Work request: If a line in the listing below includes the string "exploration", pull it out.
*** Task data ***
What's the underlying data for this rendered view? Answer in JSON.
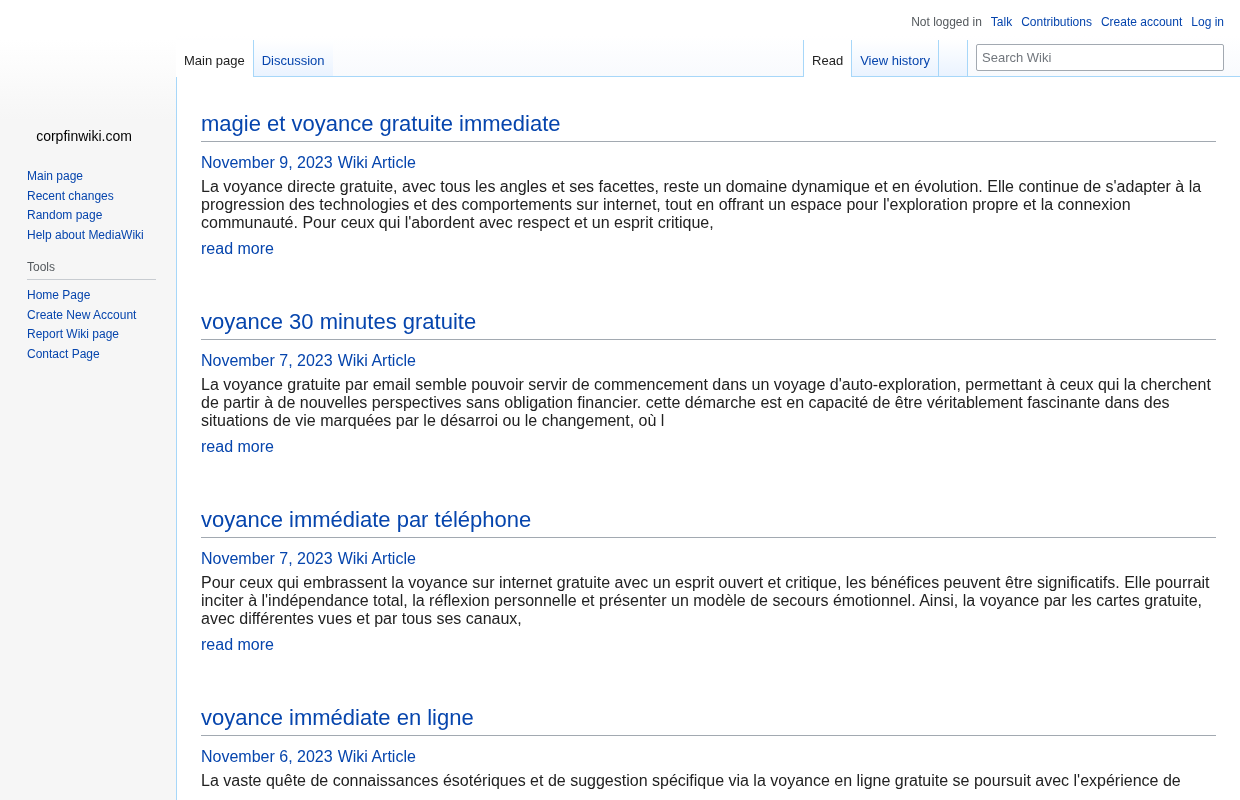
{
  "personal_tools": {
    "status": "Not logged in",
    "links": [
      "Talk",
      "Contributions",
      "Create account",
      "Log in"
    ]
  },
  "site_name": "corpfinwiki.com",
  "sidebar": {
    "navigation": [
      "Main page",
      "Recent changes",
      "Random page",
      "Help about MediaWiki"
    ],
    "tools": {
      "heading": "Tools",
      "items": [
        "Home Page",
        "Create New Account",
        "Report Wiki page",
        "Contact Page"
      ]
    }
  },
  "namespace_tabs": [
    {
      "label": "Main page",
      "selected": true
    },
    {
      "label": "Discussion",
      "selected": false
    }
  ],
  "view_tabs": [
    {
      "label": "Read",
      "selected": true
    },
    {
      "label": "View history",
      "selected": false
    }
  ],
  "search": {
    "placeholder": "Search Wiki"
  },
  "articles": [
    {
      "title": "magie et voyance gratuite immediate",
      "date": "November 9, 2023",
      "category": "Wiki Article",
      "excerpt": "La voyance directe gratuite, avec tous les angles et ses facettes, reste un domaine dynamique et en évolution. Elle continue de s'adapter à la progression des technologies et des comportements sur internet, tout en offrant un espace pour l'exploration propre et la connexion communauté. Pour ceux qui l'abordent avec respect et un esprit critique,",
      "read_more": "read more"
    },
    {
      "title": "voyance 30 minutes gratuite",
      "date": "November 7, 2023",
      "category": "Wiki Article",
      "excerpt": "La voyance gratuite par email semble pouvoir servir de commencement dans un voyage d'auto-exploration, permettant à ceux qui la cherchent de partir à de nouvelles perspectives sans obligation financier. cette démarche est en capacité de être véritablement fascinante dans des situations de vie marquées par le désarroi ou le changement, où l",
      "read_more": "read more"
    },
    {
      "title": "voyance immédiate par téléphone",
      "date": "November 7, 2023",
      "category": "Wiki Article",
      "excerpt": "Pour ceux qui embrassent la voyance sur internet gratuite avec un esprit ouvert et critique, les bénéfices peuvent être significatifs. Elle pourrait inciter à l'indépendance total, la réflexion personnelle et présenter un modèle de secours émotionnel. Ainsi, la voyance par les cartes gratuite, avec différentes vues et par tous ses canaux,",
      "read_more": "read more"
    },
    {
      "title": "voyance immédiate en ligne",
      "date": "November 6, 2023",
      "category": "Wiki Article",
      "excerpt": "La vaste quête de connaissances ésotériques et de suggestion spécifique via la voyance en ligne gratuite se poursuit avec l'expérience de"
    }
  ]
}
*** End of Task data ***
Finished exercise:
      "excerpt": "La voyance directe gratuite, avec tous les angles et ses facettes, reste un domaine dynamique et en évolution. Elle continue de s'adapter à la progression des technologies et des comportements sur internet, tout en offrant un espace pour l'exploration propre et la connexion communauté. Pour ceux qui l'abordent avec respect et un esprit critique,",
      "excerpt": "La voyance gratuite par email semble pouvoir servir de commencement dans un voyage d'auto-exploration, permettant à ceux qui la cherchent de partir à de nouvelles perspectives sans obligation financier. cette démarche est en capacité de être véritablement fascinante dans des situations de vie marquées par le désarroi ou le changement, où l",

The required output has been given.